1978 view north from

the planetarium over the fountain

 

  The leaning cabbage palm by the drive (Palm A) is now about 20 feet or 600 cm high.  At a growth rate of 15 cm per year, the palm started growing an above-ground trunk around 40 years ago. 

 

 When the 1978 photo at left was taken, the palm was just ending its establishment phase and so it didn't have any above-ground trunk.  A viewer had a clear line of sight over the fountain to the pine tree.  But in modern times (right) the palm is directly in line with the fountain and the pine tree and it leans in just the right way to completely block the pine tree.

 

  (Note that the modern photographer didn't do a perfect job of lining up the fountain with the sidewalk.  The photo should have been taken from a step to the right, which would have put the concrete lamp post at the edge of the fountain rim and would have put the palm tree just to the right of the cherub.)

 

 The significance of Palm A is that it has managed to perfectly block the line of sight that Preiss expected the searchers to see.

2015 (approx.) view north from

the planetarium over the fountain

 

  The photo at left was taken by a photographer facing northeast.  Our tall pine tree of interest is directly in the middle of the picture.  On the right edge of the image is the bare-trunked palm that we're calling Palm B. 

 

  Like Palm A, this palm is also about 20 feet high, meaning that the trunk has also been growing for about 40 years.  Palm B had little or no trunk when Preiss visited in 1980, but it was finishing a few decades of establishment growth at the time.  It was a substantial cabbage palm growing directly from the base of the pine tree on the southern side.

 

  In fact, Palm B in 1980 probably looked almost identical to how Palm C looks today.

 

  The significance of this palm is that it means Preiss couldn't possibly have buried the casque on the south side of the pine tree.
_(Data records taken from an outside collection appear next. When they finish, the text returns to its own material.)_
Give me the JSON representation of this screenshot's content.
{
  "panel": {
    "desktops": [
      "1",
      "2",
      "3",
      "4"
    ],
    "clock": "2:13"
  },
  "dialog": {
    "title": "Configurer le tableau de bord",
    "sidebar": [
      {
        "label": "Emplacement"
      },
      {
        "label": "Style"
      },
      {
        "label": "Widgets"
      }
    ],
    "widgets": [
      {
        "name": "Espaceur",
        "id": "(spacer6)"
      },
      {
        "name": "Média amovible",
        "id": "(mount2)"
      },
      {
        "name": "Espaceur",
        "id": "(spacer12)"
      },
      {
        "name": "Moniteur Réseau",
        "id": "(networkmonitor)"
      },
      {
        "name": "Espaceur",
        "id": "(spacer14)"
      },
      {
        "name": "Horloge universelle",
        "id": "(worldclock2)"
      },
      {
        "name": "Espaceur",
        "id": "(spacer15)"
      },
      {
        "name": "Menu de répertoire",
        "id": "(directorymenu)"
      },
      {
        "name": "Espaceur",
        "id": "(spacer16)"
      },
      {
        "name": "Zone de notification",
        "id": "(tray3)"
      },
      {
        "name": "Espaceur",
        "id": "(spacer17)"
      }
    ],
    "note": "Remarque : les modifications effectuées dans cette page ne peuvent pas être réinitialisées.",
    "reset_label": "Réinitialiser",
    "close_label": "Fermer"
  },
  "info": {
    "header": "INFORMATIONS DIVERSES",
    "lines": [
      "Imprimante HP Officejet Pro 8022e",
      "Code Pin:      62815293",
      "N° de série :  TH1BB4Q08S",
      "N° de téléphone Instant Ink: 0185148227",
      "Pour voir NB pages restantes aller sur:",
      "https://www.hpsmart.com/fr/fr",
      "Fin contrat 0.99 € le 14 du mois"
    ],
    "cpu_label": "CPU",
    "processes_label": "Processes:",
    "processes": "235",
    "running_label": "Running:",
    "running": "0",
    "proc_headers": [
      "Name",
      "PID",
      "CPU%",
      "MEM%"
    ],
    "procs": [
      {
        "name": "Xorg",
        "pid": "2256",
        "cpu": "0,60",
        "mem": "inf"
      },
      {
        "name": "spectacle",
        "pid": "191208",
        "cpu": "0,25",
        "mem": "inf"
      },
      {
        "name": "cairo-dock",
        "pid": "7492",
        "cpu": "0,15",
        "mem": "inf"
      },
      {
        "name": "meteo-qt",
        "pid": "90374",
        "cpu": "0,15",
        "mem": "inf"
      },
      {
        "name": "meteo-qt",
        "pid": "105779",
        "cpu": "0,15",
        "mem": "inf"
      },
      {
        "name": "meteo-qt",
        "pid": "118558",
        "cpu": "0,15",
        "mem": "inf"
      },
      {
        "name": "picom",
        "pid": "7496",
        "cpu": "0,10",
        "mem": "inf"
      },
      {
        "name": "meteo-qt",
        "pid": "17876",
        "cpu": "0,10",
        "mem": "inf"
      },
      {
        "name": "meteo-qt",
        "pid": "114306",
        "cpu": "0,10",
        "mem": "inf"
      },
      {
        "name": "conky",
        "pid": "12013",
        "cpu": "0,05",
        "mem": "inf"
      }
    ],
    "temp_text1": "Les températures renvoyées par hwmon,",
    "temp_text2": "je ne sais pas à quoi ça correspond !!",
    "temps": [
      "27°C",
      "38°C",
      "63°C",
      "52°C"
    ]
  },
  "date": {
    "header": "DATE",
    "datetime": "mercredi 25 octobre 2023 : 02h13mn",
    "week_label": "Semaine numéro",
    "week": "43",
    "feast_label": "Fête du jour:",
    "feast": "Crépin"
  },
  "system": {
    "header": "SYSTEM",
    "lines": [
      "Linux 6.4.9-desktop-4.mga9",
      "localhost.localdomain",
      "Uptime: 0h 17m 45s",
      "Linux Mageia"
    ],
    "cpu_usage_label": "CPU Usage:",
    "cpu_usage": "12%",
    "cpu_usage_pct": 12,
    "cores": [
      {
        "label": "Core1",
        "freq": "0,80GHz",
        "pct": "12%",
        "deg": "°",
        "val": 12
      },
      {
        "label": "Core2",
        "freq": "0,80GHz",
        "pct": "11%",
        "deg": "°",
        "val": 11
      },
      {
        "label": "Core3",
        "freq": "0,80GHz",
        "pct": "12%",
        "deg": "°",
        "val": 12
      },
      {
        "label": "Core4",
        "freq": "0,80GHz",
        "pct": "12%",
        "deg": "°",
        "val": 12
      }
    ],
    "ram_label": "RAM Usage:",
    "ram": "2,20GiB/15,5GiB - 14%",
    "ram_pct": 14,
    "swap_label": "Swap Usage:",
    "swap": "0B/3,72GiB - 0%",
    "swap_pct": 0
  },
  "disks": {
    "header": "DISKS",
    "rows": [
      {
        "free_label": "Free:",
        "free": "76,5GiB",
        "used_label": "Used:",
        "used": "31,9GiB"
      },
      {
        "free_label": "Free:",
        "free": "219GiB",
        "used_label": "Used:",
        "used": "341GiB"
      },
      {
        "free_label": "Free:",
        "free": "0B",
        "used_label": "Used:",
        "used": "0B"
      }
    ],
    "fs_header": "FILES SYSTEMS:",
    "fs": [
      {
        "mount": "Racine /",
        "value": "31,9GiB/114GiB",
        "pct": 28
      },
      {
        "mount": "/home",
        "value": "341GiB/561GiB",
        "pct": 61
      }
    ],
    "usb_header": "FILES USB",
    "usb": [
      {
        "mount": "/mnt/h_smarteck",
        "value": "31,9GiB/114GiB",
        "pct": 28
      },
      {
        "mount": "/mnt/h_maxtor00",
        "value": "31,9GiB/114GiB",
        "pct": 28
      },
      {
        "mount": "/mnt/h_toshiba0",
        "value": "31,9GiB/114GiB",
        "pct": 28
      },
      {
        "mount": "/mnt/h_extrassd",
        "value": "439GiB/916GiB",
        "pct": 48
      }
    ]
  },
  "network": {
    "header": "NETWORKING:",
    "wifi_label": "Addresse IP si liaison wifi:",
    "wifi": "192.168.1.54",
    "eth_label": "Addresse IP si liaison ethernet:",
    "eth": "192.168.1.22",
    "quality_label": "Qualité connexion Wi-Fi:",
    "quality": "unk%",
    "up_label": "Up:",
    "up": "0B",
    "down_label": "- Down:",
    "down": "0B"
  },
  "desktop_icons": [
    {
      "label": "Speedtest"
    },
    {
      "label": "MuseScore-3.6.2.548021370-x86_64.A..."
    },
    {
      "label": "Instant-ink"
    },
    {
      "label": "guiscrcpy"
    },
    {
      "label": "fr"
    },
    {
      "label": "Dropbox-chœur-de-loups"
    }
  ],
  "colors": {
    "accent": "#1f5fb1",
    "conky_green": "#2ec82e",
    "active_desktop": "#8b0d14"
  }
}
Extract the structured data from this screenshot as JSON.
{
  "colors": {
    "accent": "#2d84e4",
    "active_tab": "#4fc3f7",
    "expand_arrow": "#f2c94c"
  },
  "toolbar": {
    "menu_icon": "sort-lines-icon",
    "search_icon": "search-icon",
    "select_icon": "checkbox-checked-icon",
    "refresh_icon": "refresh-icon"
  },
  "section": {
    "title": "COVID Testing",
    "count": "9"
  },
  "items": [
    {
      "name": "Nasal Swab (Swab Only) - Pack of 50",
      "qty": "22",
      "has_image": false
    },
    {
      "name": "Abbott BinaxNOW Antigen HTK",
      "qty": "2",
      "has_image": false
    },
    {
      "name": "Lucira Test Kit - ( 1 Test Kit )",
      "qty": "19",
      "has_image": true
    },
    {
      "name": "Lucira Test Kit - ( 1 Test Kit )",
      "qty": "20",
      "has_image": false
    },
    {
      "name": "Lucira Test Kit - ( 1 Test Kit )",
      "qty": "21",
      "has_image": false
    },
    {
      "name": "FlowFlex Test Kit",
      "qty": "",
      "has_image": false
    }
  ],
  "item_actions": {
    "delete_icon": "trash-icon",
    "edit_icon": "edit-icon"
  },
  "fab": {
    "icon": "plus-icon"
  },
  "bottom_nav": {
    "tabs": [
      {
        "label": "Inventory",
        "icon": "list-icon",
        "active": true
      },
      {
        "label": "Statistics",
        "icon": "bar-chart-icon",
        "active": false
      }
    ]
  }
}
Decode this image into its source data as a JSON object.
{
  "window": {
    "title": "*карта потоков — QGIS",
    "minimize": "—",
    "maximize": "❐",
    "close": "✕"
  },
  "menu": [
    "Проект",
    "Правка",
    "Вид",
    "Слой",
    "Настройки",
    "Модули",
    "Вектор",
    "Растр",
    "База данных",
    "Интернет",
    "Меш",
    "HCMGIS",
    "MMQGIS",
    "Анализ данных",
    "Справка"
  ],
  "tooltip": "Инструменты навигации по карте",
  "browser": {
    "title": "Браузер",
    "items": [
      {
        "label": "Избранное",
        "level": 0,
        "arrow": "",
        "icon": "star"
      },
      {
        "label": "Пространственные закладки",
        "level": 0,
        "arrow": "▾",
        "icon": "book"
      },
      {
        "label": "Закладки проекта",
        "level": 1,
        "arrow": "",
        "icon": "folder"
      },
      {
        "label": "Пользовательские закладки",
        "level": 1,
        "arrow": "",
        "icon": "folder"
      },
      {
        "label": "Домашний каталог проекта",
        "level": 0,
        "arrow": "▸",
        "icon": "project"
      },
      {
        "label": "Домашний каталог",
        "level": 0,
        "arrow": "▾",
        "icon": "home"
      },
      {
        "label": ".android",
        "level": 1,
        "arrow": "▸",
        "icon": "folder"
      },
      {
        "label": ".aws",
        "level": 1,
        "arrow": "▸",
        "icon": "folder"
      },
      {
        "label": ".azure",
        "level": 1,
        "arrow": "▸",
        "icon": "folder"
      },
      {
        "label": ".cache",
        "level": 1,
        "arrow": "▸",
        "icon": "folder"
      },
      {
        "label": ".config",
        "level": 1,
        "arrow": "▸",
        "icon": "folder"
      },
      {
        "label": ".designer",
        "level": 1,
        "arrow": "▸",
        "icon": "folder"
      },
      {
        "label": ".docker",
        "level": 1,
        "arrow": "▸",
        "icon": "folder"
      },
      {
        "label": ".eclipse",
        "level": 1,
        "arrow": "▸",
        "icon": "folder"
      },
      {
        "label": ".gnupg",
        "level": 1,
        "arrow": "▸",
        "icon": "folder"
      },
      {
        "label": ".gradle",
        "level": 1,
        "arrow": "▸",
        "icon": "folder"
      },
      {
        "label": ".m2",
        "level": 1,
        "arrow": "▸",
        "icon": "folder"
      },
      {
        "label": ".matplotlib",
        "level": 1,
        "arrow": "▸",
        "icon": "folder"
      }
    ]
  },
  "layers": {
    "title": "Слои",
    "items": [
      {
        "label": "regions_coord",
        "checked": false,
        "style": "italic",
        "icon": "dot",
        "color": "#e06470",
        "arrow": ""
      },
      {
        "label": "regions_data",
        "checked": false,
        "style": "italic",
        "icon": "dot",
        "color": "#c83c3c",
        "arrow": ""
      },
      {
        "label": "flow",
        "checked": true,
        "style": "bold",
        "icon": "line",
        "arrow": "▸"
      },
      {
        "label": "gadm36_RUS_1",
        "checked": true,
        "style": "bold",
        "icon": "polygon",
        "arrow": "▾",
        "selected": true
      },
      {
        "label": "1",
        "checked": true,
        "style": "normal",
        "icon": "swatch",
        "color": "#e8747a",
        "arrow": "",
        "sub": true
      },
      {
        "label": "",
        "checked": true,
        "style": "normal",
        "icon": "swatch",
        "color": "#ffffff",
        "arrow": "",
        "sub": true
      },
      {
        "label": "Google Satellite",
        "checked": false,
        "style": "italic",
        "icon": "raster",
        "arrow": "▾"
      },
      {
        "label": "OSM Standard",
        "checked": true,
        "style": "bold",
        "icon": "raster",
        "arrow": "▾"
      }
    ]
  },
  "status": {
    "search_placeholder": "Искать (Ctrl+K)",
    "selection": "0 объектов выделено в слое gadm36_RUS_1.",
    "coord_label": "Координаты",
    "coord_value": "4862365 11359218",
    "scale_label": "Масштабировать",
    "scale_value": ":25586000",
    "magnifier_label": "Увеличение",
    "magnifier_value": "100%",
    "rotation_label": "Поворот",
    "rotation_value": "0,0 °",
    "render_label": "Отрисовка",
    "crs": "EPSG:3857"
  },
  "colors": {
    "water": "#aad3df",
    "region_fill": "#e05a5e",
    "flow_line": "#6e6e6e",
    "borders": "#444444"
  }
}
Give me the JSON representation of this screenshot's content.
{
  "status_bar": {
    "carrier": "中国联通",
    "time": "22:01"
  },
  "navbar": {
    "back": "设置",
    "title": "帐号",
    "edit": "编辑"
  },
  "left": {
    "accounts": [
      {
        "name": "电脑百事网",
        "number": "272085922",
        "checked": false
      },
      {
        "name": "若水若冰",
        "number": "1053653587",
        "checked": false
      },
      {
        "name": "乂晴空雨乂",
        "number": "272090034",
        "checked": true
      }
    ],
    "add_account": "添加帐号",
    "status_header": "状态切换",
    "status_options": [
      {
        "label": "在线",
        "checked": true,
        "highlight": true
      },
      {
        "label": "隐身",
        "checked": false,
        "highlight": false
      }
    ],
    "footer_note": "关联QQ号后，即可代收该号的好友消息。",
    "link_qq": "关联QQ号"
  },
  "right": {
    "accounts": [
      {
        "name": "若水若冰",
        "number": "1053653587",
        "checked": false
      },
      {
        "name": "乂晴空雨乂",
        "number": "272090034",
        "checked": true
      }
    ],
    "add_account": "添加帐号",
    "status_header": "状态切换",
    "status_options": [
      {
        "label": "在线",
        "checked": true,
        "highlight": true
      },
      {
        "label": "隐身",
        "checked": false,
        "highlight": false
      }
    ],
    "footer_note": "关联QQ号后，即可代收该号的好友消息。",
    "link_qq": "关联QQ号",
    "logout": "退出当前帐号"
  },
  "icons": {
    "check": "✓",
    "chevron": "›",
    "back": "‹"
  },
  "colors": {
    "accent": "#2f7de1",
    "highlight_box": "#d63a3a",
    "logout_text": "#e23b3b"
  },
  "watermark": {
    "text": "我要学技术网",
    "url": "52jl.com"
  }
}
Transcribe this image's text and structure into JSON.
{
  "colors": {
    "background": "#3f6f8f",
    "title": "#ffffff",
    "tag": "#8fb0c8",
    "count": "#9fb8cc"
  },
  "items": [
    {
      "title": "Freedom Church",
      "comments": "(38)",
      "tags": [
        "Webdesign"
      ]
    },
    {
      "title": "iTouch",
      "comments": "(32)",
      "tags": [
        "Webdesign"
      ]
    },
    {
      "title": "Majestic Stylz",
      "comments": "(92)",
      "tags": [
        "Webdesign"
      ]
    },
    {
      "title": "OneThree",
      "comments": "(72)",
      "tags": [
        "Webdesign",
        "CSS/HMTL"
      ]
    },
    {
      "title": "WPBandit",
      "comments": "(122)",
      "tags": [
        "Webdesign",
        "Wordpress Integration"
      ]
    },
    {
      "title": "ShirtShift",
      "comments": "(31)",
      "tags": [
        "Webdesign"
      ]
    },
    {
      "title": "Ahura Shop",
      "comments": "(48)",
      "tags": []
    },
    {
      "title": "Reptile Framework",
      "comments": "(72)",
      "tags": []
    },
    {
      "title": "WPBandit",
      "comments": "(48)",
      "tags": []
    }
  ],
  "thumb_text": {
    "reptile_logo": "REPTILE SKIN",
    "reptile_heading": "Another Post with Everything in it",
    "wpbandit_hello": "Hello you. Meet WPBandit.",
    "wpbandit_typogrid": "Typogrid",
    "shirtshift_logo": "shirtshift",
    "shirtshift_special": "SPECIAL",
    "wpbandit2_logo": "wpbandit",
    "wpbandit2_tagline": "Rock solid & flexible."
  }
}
  That brings us to our third and youngest cabbage palm.  The photographer who took the picture shown here was facing southwards, so the pine tree is now on the left, with Palms A and B hidden out of sight behind it.  Palm C is in the middle of the image, between the pine and a cycad.  Palm C is positioned at the western base of the pine and it is in line with the fountain and the planetarium.  This palm marks the spot where the casque is most likely to be buried.  But how old is this palm?

 

  As mentioned above, the average length of the establishment phase for a cabbage palm in a natural setting is 60 years.  But a cabbage palm that grows in a landscaped area and receives fertilizer, water, and plenty of sunlight would likely be able to store up energy much faster.  So it's very likely that this palm is no more than 40 years old.  In fact, it is entirely possible that, when Preiss filled in his hole after burying the casque, he inadvertently planted the seed that led to this palm! 

 

 The significance of this palm, therefore, is that it sits on the most likely spot where the casque is hidden and it confirms that the spot has not been disturbed by any human activity for at least 30 years.  The casque has essentially been guarded by a cabbage palm almost from the moment it was buried.

 

Final Location: 29°54'25.7"N, 81°18'58.1''W

(Latitude: 29.907125, Longitude: -81.316125)

 

 

 

 

Other Notes: